One publicity photo shows a folding soft-top, but this does not appear on the production cars, which had a removable hard-top with a reverse-rake rear screen instead. Bizarrely, the car had no side windows in the doors, fixed or otherwise. Another rather impractical quirk of the original prototype was that the semi-enclosed rear wheels required the axle to be dropped to replace a wheel in the event of a flat tyre. Some surviving examples sport an enlarged rear wheel arch to obviate this problem, including the example featured in the advertisement at the head of this piece, suggesting that this was a factory modification rather than a later alteration.
A 40,000 sq.ft. factory was located in Tralee, Co. Kerry, to build the Shamrock. It was planned to employ 2,400 workers to build a projected 3,000 cars in 1960, the majority for export to southern California, where the car would be priced at $2,495, according to information released by the company at the time. Curtis was quoted as planning for an increase in annual production to 10,000 cars by 1963. The car was pitched as a cut-price alternative to the Ford Thunderbird, which cost over $1,000 more but came with a 352 cu.in (5.8 litre) V8 engine and features, comfort and performance that were a world apart from the Shamrock.
For some unknown reason, the company abandoned Tralee and moved the whole venture north to the small town of Castleblayney in Co. Monaghan, close to the border with Northern Ireland. A factory was quickly opened there, and small-scale production started.
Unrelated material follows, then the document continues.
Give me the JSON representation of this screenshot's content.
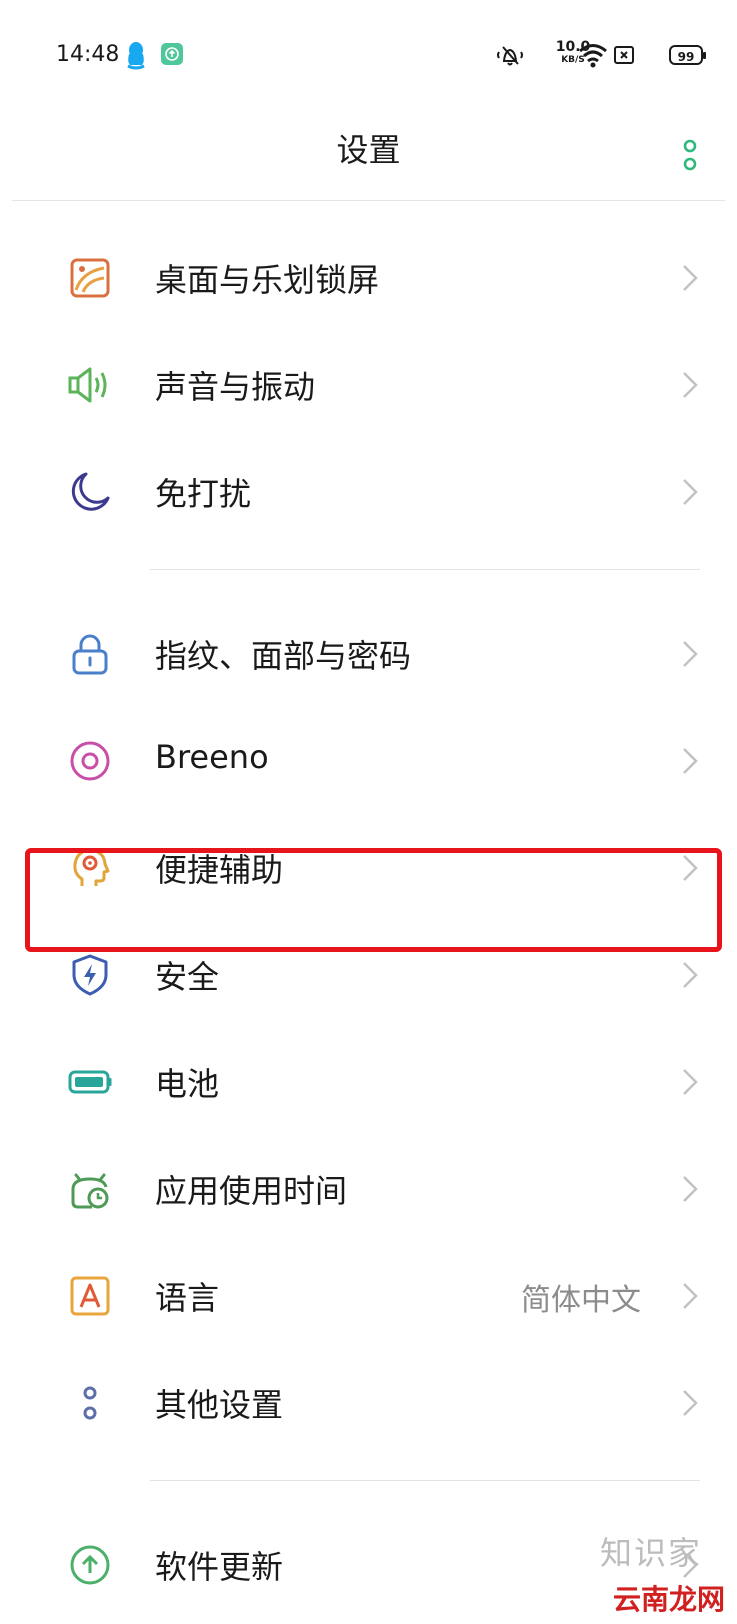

Unfortunately, the car bombed in the US market. Curtis and Conway could not persuade any US importer to distribute it. Even the large Irish diaspora’s love for the old country could not overcome the Shamrock’s many shortcomings, including its wheezy little engine, wayward handling and poor build quality. There was no market in Europe either for a (badly) American styled behemoth that was hopelessly impractical and too large for most roads.
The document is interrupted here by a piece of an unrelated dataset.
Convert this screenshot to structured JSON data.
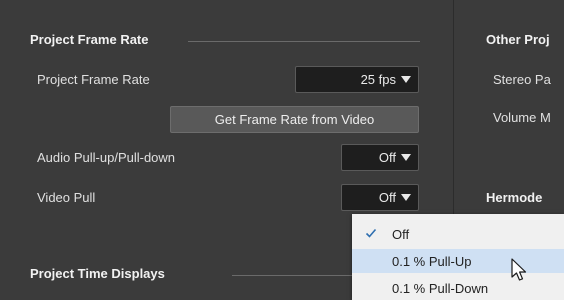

The factory limped on for less than a year before the cash ran out and Curtis and Conway threw in the towel. It was a genuine attempt to do some good in Ireland, but the car was hopelessly misconceived and always destined to fail. The actual number produced seems hard to quantify, but around eight survive today, three in the US and five in Ireland. Local rumour has it that that surplus bodyshells and other parts from the abandoned factory were dumped in a nearby lake, Lough Muckno.
Why did two apparently successful American businessmen think the Shamrock could succeed? Did they allow sentiment for the country of their forefathers to overrule their judgement? Perhaps they looked at the Metropolitan, a modestly successful small two-seater produced by BMC for the US Nash Motor Company and American Motors Corporation since 1953. That car, however, occupied the subcompact market niche that was not of great interest to the US Big Three in the 1950’s and had a ready-made existing dealer network through which it was sold.
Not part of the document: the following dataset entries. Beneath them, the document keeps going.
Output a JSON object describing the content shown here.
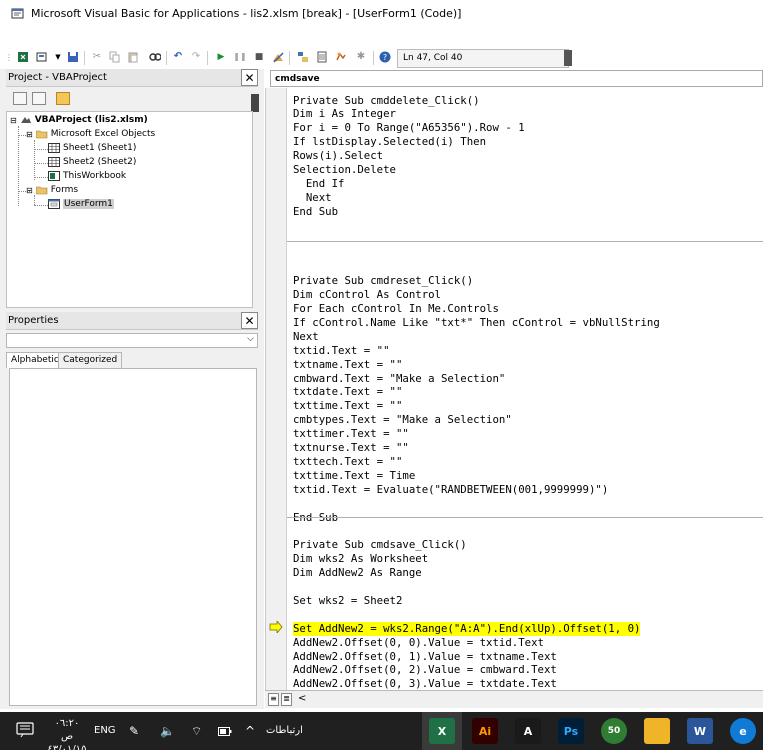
{
  "window": {
    "title": "Microsoft Visual Basic for Applications - lis2.xlsm [break] - [UserForm1 (Code)]"
  },
  "toolbar": {
    "icons": [
      "excel-icon",
      "insert-userform-icon",
      "save-icon",
      "cut-icon",
      "copy-icon",
      "paste-icon",
      "find-icon",
      "undo-icon",
      "redo-icon",
      "run-icon",
      "break-icon",
      "reset-icon",
      "design-mode-icon",
      "project-explorer-icon",
      "properties-icon",
      "object-browser-icon",
      "toolbox-icon",
      "help-icon"
    ],
    "position": "Ln 47, Col 40"
  },
  "project": {
    "title": "Project - VBAProject",
    "close_label": "✕",
    "tree": {
      "root": "VBAProject (lis2.xlsm)",
      "excel_objects_folder": "Microsoft Excel Objects",
      "sheet1": "Sheet1 (Sheet1)",
      "sheet2": "Sheet2 (Sheet2)",
      "workbook": "ThisWorkbook",
      "forms_folder": "Forms",
      "userform": "UserForm1"
    }
  },
  "properties": {
    "title": "Properties",
    "close_label": "✕",
    "tab_alphabetic": "Alphabetic",
    "tab_categorized": "Categorized"
  },
  "editor": {
    "object_combo": "cmdsave",
    "lines": [
      "Private Sub cmddelete_Click()",
      "Dim i As Integer",
      "For i = 0 To Range(\"A65356\").Row - 1",
      "If lstDisplay.Selected(i) Then",
      "Rows(i).Select",
      "Selection.Delete",
      "  End If",
      "  Next",
      "End Sub",
      "",
      "",
      "",
      "",
      "Private Sub cmdreset_Click()",
      "Dim cControl As Control",
      "For Each cControl In Me.Controls",
      "If cControl.Name Like \"txt*\" Then cControl = vbNullString",
      "Next",
      "txtid.Text = \"\"",
      "txtname.Text = \"\"",
      "cmbward.Text = \"Make a Selection\"",
      "txtdate.Text = \"\"",
      "txttime.Text = \"\"",
      "cmbtypes.Text = \"Make a Selection\"",
      "txttimer.Text = \"\"",
      "txtnurse.Text = \"\"",
      "txttech.Text = \"\"",
      "txttime.Text = Time",
      "txtid.Text = Evaluate(\"RANDBETWEEN(001,9999999)\")",
      "",
      "End Sub",
      "",
      "Private Sub cmdsave_Click()",
      "Dim wks2 As Worksheet",
      "Dim AddNew2 As Range",
      "",
      "Set wks2 = Sheet2",
      "",
      "Set AddNew2 = wks2.Range(\"A:A\").End(xlUp).Offset(1, 0)",
      "AddNew2.Offset(0, 0).Value = txtid.Text",
      "AddNew2.Offset(0, 1).Value = txtname.Text",
      "AddNew2.Offset(0, 2).Value = cmbward.Text",
      "AddNew2.Offset(0, 3).Value = txtdate.Text"
    ],
    "highlight_color": "#ffff00"
  },
  "taskbar": {
    "time": "٠٦:٢٠ ص",
    "date": "٤٣/٠١/١٥",
    "language": "ENG",
    "connections_label": "ارتباطات",
    "apps": [
      {
        "name": "Excel",
        "label": "X",
        "color": "#1f7145"
      },
      {
        "name": "Illustrator",
        "label": "Ai",
        "color": "#330000"
      },
      {
        "name": "Acrobat",
        "label": "A",
        "color": "#1a1a1a"
      },
      {
        "name": "Photoshop",
        "label": "Ps",
        "color": "#001e36"
      },
      {
        "name": "Notification app",
        "label": "50",
        "color": "#2e7d32"
      },
      {
        "name": "File Explorer",
        "label": "",
        "color": "#f0b429"
      },
      {
        "name": "Word",
        "label": "W",
        "color": "#2b579a"
      },
      {
        "name": "Edge",
        "label": "e",
        "color": "#0f7bd6"
      }
    ]
  }
}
The few Shamrocks that remain are occasionally wheeled out for St. Patrick’s Day parades on both sides of the Atlantic. All the original cars were white, but one US example has been repainted in a rather fetching and patriotic metallic green. The Shamrock has been likened to a parade float because of the overwhelming dimensions of its body on its diminutive chassis, so they fit in perfectly.
Back in 2001, the BBC’s Top Gear programme visited Dundalk, Co. Louth, to meet the owner of one of the surviving cars. Here is the feature from that programme: